** DATASET RECORDS follows **
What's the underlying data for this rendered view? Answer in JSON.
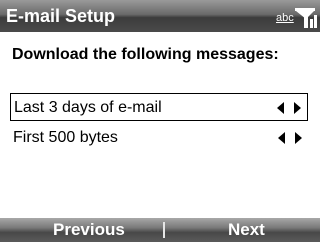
{
  "title_bar": {
    "title": "E-mail Setup",
    "input_mode": "abc",
    "signal_icon": "signal-strength-icon"
  },
  "heading": "Download the following messages:",
  "settings": [
    {
      "value": "Last 3 days of e-mail",
      "selected": true
    },
    {
      "value": "First 500 bytes",
      "selected": false
    }
  ],
  "softkeys": {
    "left": "Previous",
    "right": "Next"
  },
  "colors": {
    "bar_dark": "#3c3c3c",
    "bar_light": "#9a9a9a",
    "text": "#000000",
    "bar_text": "#ffffff"
  }
}
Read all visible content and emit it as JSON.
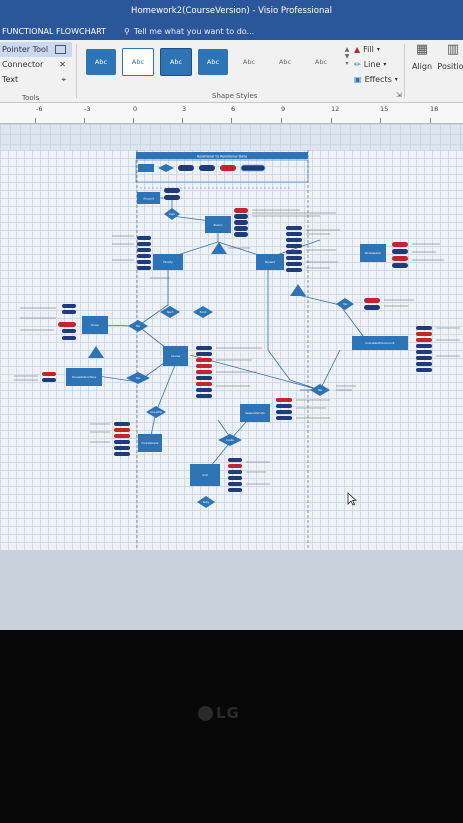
{
  "window": {
    "title": "Homework2(CourseVersion) - Visio Professional"
  },
  "tabbar": {
    "active_tab": "FUNCTIONAL FLOWCHART",
    "tell_me": "Tell me what you want to do..."
  },
  "ribbon": {
    "tools": {
      "pointer": "Pointer Tool",
      "connector": "Connector",
      "text": "Text",
      "group_label": "Tools"
    },
    "shape_styles": {
      "swatch_label": "Abc",
      "group_label": "Shape Styles"
    },
    "format": {
      "fill": "Fill",
      "line": "Line",
      "effects": "Effects"
    },
    "arrange": {
      "align": "Align",
      "position": "Position"
    }
  },
  "ruler": {
    "marks": [
      "-6",
      "-3",
      "0",
      "3",
      "6",
      "9",
      "12",
      "15",
      "18"
    ]
  },
  "diagram": {
    "header_title": "Relational to Relational Data",
    "entities": [
      "Account",
      "Person",
      "Faculty",
      "Student",
      "Worksession",
      "Group",
      "Course",
      "CourseSectionAccount",
      "CourseInstructions",
      "SessionPeriods",
      "CourseGrade",
      "Unit"
    ],
    "relations": [
      "Login",
      "Teach",
      "Enroll",
      "Has",
      "Has",
      "Has",
      "Has",
      "CourseFile",
      "Reply",
      "Create"
    ]
  },
  "monitor": {
    "brand": "LG"
  },
  "colors": {
    "title_bg": "#2b579a",
    "entity": "#2e74b5",
    "attribute_red": "#c0262d",
    "attribute_navy": "#1f3b78"
  }
}
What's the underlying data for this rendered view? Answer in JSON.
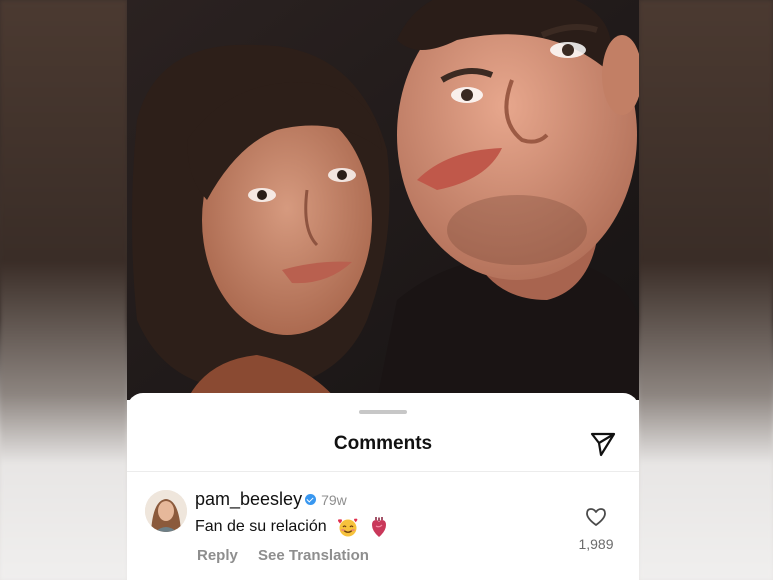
{
  "comments_sheet": {
    "title": "Comments"
  },
  "comment": {
    "username": "pam_beesley",
    "verified": true,
    "time": "79w",
    "text": "Fan de su relación",
    "emojis": [
      "smiling-face-with-hearts-emoji",
      "anatomical-heart-emoji"
    ],
    "reply_label": "Reply",
    "translation_label": "See Translation",
    "like_count": "1,989"
  },
  "icons": {
    "share": "paper-plane-icon",
    "like": "heart-outline-icon",
    "verified": "verified-badge-icon"
  },
  "colors": {
    "verified": "#3897f0",
    "secondary_text": "#8e8e8e",
    "primary_text": "#111111",
    "sheet_background": "#ffffff"
  }
}
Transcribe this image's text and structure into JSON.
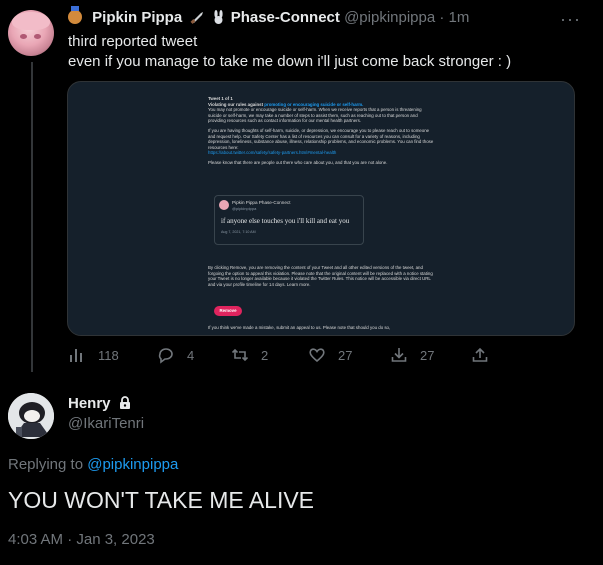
{
  "parent_tweet": {
    "display_name": "Pipkin Pippa",
    "display_name_suffix": "Phase-Connect",
    "handle": "@pipkinpippa",
    "time": "1m",
    "text_line1": "third reported tweet",
    "text_line2": "even if you manage to take me down i'll just come back stronger : )",
    "more_label": "···",
    "screenshot": {
      "heading": "Tweet 1 of 1",
      "violation_prefix": "Violating our rules against",
      "violation_link": "promoting or encouraging suicide or self-harm.",
      "para1": "You may not promote or encourage suicide or self-harm. When we receive reports that a person is threatening suicide or self-harm, we may take a number of steps to assist them, such as reaching out to that person and providing resources such as contact information for our mental health partners.",
      "para2": "If you are having thoughts of self-harm, suicide, or depression, we encourage you to please reach out to someone and request help. Our Safety Center has a list of resources you can consult for a variety of reasons, including depression, loneliness, substance abuse, illness, relationship problems, and economic problems. You can find those resources here:",
      "para2_link": "https://about.twitter.com/safety/safety-partners.html#mental-health",
      "para3": "Please know that there are people out there who care about you, and that you are not alone.",
      "quoted": {
        "name": "Pipkin Pippa",
        "name_suffix": "Phase-Connect",
        "handle": "@pipkinpippa",
        "text": "if anyone else touches you i'll kill and eat you",
        "date": "Aug 7, 2021, 7:10 AM"
      },
      "para4": "By clicking Remove, you are removing the content of your Tweet and all other edited versions of the tweet, and forgoing the option to appeal this violation. Please note that the original content will be replaced with a notice stating your Tweet is no longer available because it violated the Twitter Rules. This notice will be accessible via direct URL and via your profile timeline for 14 days.",
      "para4_link": "Learn more.",
      "remove_label": "Remove",
      "para5": "If you think we've made a mistake, submit an",
      "para5_link": "appeal",
      "para5_rest": "to us. Please note that should you do so,"
    },
    "actions": {
      "views": "118",
      "replies": "4",
      "retweets": "2",
      "likes": "27",
      "bookmarks": "27"
    }
  },
  "reply_tweet": {
    "display_name": "Henry",
    "handle": "@IkariTenri",
    "replying_to_label": "Replying to",
    "replying_to_handle": "@pipkinpippa",
    "text": "YOU WON'T TAKE ME ALIVE",
    "timestamp": "4:03 AM · Jan 3, 2023"
  },
  "colors": {
    "accent": "#1d9bf0",
    "muted": "#71767b",
    "remove": "#e0245e"
  }
}
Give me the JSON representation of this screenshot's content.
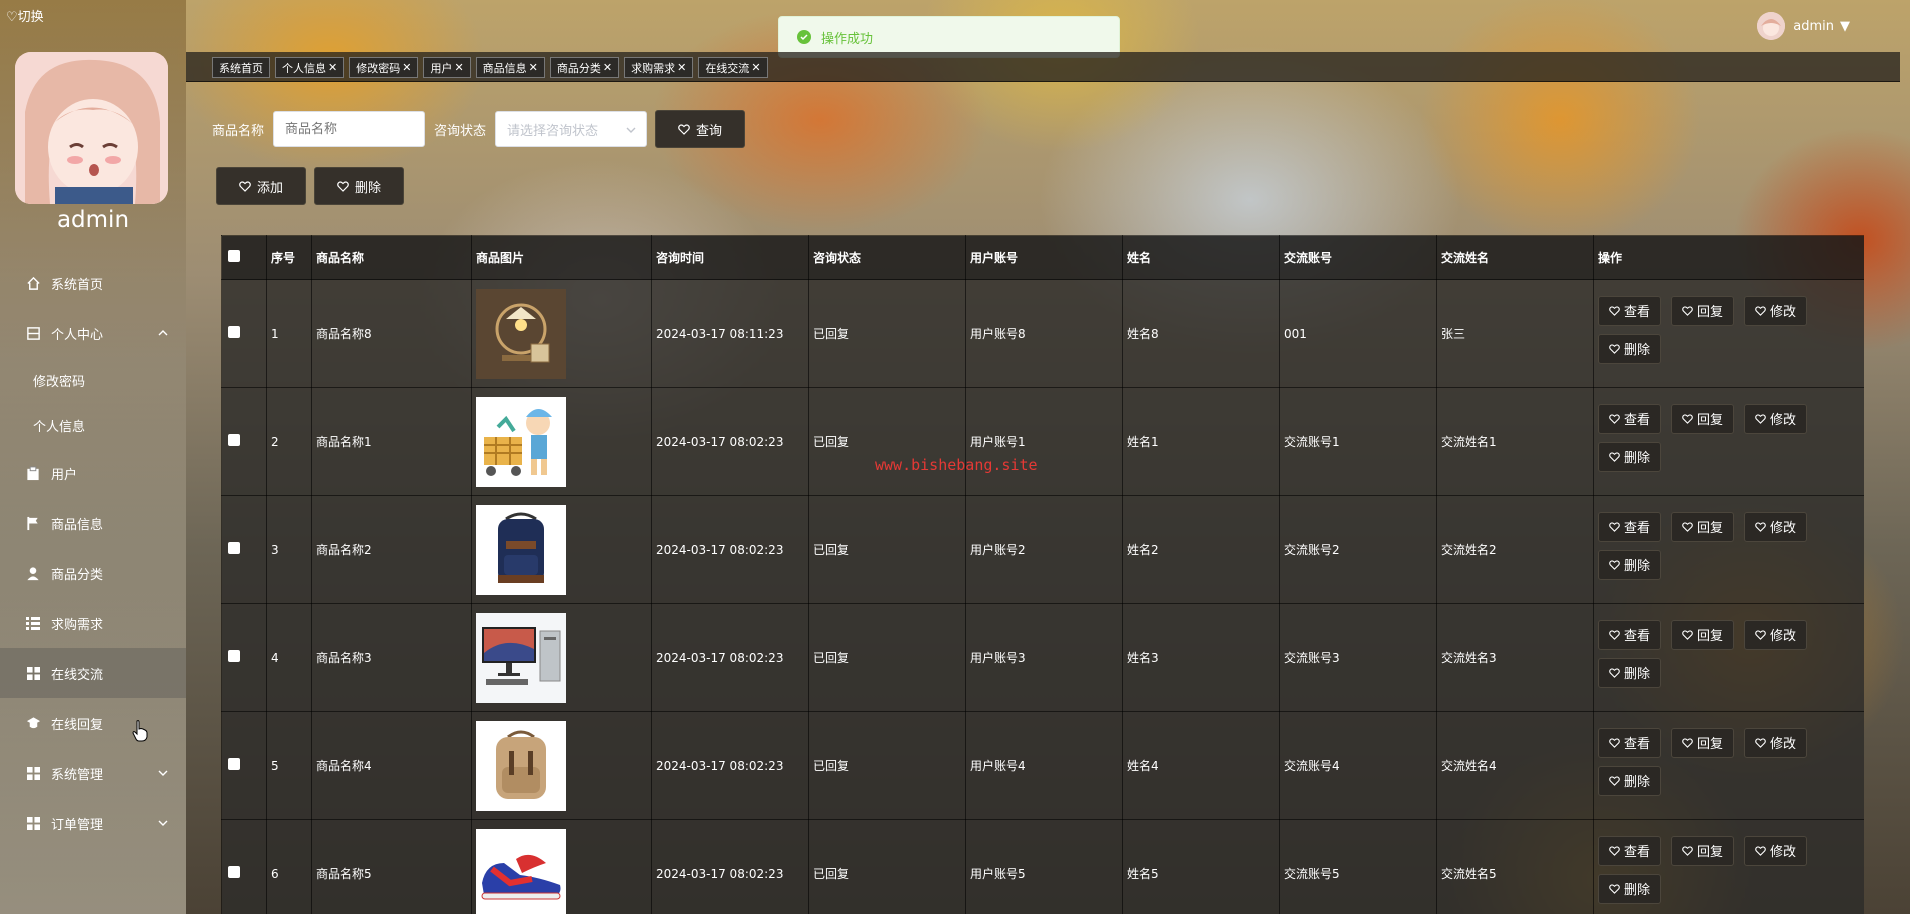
{
  "sidebar": {
    "switch_label": "♡切换",
    "admin_name": "admin",
    "menu": [
      {
        "label": "系统首页",
        "icon": "home-icon"
      },
      {
        "label": "个人中心",
        "icon": "person-card-icon"
      },
      {
        "label": "修改密码"
      },
      {
        "label": "个人信息"
      },
      {
        "label": "用户",
        "icon": "clipboard-icon"
      },
      {
        "label": "商品信息",
        "icon": "flag-icon"
      },
      {
        "label": "商品分类",
        "icon": "user-icon"
      },
      {
        "label": "求购需求",
        "icon": "list-icon"
      },
      {
        "label": "在线交流",
        "icon": "grid-icon"
      },
      {
        "label": "在线回复",
        "icon": "cap-icon"
      },
      {
        "label": "系统管理",
        "icon": "grid-icon"
      },
      {
        "label": "订单管理",
        "icon": "grid-icon"
      }
    ]
  },
  "header": {
    "user_label": "admin",
    "toast": "操作成功"
  },
  "tabs": [
    {
      "label": "系统首页",
      "closable": ""
    },
    {
      "label": "个人信息",
      "closable": "✕"
    },
    {
      "label": "修改密码",
      "closable": "✕"
    },
    {
      "label": "用户",
      "closable": "✕"
    },
    {
      "label": "商品信息",
      "closable": "✕"
    },
    {
      "label": "商品分类",
      "closable": "✕"
    },
    {
      "label": "求购需求",
      "closable": "✕"
    },
    {
      "label": "在线交流",
      "closable": "✕"
    }
  ],
  "search": {
    "name_label": "商品名称",
    "name_placeholder": "商品名称",
    "status_label": "咨询状态",
    "status_placeholder": "请选择咨询状态",
    "query_button": "查询"
  },
  "actions": {
    "add": "添加",
    "delete": "删除"
  },
  "table": {
    "headers": [
      "序号",
      "商品名称",
      "商品图片",
      "咨询时间",
      "咨询状态",
      "用户账号",
      "姓名",
      "交流账号",
      "交流姓名",
      "操作"
    ],
    "op_labels": [
      "查看",
      "回复",
      "修改",
      "删除"
    ],
    "rows": [
      {
        "no": "1",
        "name": "商品名称8",
        "image": "desk-lamp",
        "time": "2024-03-17 08:11:23",
        "status": "已回复",
        "account": "用户账号8",
        "username": "姓名8",
        "chat_account": "001",
        "chat_name": "张三"
      },
      {
        "no": "2",
        "name": "商品名称1",
        "image": "toy-cart",
        "time": "2024-03-17 08:02:23",
        "status": "已回复",
        "account": "用户账号1",
        "username": "姓名1",
        "chat_account": "交流账号1",
        "chat_name": "交流姓名1"
      },
      {
        "no": "3",
        "name": "商品名称2",
        "image": "backpack-blue",
        "time": "2024-03-17 08:02:23",
        "status": "已回复",
        "account": "用户账号2",
        "username": "姓名2",
        "chat_account": "交流账号2",
        "chat_name": "交流姓名2"
      },
      {
        "no": "4",
        "name": "商品名称3",
        "image": "desktop-computer",
        "time": "2024-03-17 08:02:23",
        "status": "已回复",
        "account": "用户账号3",
        "username": "姓名3",
        "chat_account": "交流账号3",
        "chat_name": "交流姓名3"
      },
      {
        "no": "5",
        "name": "商品名称4",
        "image": "backpack-tan",
        "time": "2024-03-17 08:02:23",
        "status": "已回复",
        "account": "用户账号4",
        "username": "姓名4",
        "chat_account": "交流账号4",
        "chat_name": "交流姓名4"
      },
      {
        "no": "6",
        "name": "商品名称5",
        "image": "sneaker",
        "time": "2024-03-17 08:02:23",
        "status": "已回复",
        "account": "用户账号5",
        "username": "姓名5",
        "chat_account": "交流账号5",
        "chat_name": "交流姓名5"
      }
    ]
  },
  "watermark": "www.bishebang.site",
  "colors": {
    "toast_success": "#67c23a",
    "watermark": "#e53935"
  }
}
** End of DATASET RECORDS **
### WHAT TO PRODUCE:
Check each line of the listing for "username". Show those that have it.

### EXERCISE SOLUTION:
    "username": "pam_beesley",
        "username": "姓名8",
        "username": "姓名1",
        "username": "姓名2",
        "username": "姓名3",
        "username": "姓名4",
        "username": "姓名5",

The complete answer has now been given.